NEW DELHI: The Supreme Court on Tuesday cleared the decks for the ambitious Central Vista Project, which covers a three-km stretch from Rashtrapati Bhavan to India Gate in Lutyens’ Delhi, by upholding the environmental clearance and the notification for change in land use.
The Central Vista revamp, announced in September, 2019 envisages a new triangular Parliament building, with a seating capacity for 900 to 1,200 MPs, that is to be constructed by August, 2022 when the country will be celebrating its 75th Independence Day.
The common Central Secretariat is likely to be built by 2024 under the project.
A three-judge bench headed by Justice A M Khanwilkar, by 2:1 majority, held that the grant of environmental clearance and the notification for change in land use for the project was valid.
Justice Khanwilkar, writing the judgement for himself and Justice Dinesh Maheshwari, also directed that the project proponent set up smog tower and use anti-smog guns at the construction site for the Central Vista project.
Justice Sanjiv Khanna, the third judge on the bench, also agreed on the issue of award of project.

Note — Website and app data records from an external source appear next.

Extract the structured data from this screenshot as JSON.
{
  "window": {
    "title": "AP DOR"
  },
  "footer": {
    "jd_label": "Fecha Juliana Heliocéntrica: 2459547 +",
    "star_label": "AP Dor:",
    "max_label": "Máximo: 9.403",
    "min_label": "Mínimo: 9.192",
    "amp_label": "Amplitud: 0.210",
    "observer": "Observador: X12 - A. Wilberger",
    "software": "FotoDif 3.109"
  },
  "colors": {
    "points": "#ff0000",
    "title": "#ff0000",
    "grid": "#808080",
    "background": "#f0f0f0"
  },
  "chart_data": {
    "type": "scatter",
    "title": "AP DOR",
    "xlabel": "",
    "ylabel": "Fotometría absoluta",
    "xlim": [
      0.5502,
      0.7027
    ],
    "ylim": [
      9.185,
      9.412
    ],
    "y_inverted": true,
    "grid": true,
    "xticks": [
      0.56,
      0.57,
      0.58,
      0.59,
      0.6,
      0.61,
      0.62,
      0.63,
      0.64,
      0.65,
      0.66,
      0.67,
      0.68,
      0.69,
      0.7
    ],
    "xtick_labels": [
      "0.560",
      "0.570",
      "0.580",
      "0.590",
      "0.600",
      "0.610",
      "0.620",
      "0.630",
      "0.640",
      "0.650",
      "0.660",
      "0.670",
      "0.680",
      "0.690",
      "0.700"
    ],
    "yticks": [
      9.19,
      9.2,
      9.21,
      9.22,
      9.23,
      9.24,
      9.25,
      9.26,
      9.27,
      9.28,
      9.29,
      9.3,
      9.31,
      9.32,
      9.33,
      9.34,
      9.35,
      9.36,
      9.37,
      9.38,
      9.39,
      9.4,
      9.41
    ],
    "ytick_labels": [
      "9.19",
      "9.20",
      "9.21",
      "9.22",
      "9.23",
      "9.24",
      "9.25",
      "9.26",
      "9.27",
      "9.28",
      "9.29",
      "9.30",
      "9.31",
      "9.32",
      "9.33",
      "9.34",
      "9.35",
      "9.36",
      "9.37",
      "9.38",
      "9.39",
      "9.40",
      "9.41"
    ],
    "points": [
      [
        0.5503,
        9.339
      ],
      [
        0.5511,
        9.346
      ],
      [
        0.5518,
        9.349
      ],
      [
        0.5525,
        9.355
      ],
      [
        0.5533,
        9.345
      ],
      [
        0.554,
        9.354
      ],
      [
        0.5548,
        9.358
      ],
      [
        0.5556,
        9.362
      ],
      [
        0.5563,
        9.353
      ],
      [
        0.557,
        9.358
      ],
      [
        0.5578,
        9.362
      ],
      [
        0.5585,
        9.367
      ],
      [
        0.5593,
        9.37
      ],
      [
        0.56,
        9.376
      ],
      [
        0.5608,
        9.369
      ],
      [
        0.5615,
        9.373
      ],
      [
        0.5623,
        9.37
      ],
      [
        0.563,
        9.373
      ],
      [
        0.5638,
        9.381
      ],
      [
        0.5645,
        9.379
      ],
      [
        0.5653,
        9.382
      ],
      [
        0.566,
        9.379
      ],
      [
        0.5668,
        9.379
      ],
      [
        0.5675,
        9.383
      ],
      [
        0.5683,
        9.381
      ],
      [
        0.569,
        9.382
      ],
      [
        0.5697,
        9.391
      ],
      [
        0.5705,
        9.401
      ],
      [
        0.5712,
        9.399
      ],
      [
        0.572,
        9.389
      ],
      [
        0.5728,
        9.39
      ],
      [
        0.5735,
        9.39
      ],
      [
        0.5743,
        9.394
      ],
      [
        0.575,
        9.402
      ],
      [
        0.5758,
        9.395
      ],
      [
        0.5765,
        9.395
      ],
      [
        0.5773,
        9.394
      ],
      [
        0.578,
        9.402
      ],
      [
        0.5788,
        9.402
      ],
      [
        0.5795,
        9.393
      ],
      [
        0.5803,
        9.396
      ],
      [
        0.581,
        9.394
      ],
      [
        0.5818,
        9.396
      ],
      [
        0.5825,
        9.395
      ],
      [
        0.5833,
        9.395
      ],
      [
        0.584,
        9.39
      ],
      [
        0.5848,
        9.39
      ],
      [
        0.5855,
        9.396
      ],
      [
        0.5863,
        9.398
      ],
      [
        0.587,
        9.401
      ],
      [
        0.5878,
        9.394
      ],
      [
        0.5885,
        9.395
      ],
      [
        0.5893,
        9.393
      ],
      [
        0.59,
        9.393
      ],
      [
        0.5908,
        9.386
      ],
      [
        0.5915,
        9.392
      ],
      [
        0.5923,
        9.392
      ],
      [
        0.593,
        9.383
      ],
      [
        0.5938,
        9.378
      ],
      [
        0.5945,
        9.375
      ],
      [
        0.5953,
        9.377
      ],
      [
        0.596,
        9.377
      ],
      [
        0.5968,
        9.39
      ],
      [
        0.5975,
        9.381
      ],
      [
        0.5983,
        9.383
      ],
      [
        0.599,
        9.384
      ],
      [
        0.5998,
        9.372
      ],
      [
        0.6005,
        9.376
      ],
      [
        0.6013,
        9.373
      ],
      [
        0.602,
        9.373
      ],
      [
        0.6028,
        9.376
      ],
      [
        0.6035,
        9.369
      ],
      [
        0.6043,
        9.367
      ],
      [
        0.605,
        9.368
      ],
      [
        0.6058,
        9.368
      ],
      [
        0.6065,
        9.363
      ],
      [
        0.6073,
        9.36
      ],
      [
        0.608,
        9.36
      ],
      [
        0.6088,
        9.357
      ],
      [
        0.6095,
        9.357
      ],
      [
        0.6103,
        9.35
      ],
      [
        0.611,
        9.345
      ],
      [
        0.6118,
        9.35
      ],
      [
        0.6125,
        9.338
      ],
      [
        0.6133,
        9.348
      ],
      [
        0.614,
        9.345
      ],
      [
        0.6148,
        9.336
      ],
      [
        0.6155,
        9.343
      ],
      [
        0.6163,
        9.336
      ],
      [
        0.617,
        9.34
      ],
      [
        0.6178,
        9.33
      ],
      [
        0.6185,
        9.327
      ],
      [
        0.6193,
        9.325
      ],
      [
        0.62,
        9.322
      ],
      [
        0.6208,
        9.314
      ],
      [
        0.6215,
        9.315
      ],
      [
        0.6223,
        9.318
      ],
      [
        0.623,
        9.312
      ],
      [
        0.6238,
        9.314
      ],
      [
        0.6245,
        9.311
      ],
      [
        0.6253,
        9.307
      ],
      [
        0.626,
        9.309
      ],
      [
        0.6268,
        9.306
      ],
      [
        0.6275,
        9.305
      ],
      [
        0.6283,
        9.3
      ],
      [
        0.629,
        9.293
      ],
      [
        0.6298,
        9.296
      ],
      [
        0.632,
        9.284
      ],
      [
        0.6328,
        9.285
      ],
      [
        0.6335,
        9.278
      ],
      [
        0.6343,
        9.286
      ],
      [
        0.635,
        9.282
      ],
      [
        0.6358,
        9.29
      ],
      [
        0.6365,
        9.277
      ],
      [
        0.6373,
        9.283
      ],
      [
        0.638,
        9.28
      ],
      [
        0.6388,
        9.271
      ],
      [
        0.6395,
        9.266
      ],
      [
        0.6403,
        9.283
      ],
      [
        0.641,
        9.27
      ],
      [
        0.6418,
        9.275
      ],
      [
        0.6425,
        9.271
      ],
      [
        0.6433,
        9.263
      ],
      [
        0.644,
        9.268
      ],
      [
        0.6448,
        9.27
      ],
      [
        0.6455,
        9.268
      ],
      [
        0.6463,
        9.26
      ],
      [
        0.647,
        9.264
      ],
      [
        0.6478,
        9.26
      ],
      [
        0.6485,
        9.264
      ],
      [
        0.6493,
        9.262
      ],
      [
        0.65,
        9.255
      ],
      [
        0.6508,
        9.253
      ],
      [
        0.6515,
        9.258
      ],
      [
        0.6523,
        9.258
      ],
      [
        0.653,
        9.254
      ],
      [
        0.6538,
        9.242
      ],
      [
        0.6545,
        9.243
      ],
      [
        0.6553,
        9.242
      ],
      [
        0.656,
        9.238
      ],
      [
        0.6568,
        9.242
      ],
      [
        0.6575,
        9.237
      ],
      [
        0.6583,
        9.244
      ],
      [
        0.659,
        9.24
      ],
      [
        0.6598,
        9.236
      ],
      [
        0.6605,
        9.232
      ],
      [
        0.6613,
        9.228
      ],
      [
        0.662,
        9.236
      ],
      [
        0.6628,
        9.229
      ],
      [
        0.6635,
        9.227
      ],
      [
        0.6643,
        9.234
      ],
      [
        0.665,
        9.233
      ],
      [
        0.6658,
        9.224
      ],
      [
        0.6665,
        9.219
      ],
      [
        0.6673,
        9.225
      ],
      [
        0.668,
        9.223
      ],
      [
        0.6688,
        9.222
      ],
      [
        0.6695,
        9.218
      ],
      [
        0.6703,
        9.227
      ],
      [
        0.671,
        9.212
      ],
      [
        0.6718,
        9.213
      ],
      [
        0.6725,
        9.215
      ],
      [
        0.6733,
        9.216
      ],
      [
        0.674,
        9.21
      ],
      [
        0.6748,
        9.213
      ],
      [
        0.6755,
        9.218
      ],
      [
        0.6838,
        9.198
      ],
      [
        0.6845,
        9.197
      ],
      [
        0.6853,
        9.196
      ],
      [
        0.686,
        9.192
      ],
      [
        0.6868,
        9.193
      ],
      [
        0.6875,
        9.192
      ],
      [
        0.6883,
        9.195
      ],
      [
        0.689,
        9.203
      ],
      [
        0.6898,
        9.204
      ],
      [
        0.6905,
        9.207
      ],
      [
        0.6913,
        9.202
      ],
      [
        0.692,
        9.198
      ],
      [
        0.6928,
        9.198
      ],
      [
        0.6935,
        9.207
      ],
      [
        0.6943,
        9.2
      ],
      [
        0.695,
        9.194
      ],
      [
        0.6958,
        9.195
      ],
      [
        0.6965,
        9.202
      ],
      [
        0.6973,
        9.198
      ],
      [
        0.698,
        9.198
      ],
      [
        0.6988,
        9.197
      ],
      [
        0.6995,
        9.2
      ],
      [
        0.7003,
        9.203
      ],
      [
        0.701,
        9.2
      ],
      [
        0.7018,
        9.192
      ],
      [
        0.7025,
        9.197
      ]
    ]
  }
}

He, however, disagreed with the judgment on change of land use and on grant of environmental clearance for the project.
In the majority verdict, the apex court said that prior permission shall be taken from heritage conservation committee and other relevant authorities before start of construction at new sites On the aspect of change in land use, Justice Khanna said it was bad in law and there was no disclosure for public participation on the issue.
The top court’s verdict came on several pleas on the issue, including the one filed by activist Rajeev Suri, against various permissions given to the project by authorities including the grant of environmental clearance and the nod to change of land use On December 7, last year the top court had allowed the Centre to proceed with the foundation stone-laying ceremony for the Central Vista project on December 10 after the government assured it that no construction or demolition work would commence till the apex court decides the pending pleas on the issue.
Prime Minister Narendra Modi had laid the foundation stone for the new Parliament building and the construction is expected to be completed by 2022 at an estimated cost of Rs 971 crore.
The apex court had earlier said that any change at the ground level made by authorities for the Central Vista project will be “at their own risk”.
It had made it clear that the fate of the project, which includes several new government buildings and a new Parliament House, will depend on its decision.
The Centre had earlier argued in the top court that the project would “save money” which is paid as rent for housing central government ministries in the national capital.
It had submitted that the decision to have a new Parliament building has not been taken in haste and no law or norms have been violated in any manner for the project.
The Centre had also said there was no arbitrariness or favouritism in selecting consultant for the project and the argument that the government could have adopted a better process cannot be a ground to scrap the project.
Gujarat-based architecture firm HCP Designs has won the consultancy bid for the project to redevelop the Central Vista.
The pleas filed in the apex court had also challenged the grant of a no-objection certificate by the Central Vista Committee (CVC) and also the environmental clearances for the construction of a new Parliament house building.
One of the pleas was filed against a Delhi High Court order which had said the Delhi Development Authority (DDA) was not required to apprise it before notifying changes in the Master Plan to allow the Central Vista project.
A division bench of the Delhi High Court had on February 28 stayed an order of its single-judge bench which had asked the DDA to approach the court before notifying any change in the Master Plan for going forth with the project to redevelop the Central Vista.
The stay order of the high court on the single-judge bench’s February 11 direction had come on the intra-court appeal of the DDA and the Centre.
The petitioners before the high court had opposed the Central Vista project on grounds that it involves a change in land use of the green area adjoining Rajpath and Vijay Chowk for building a new Parliament building and government offices.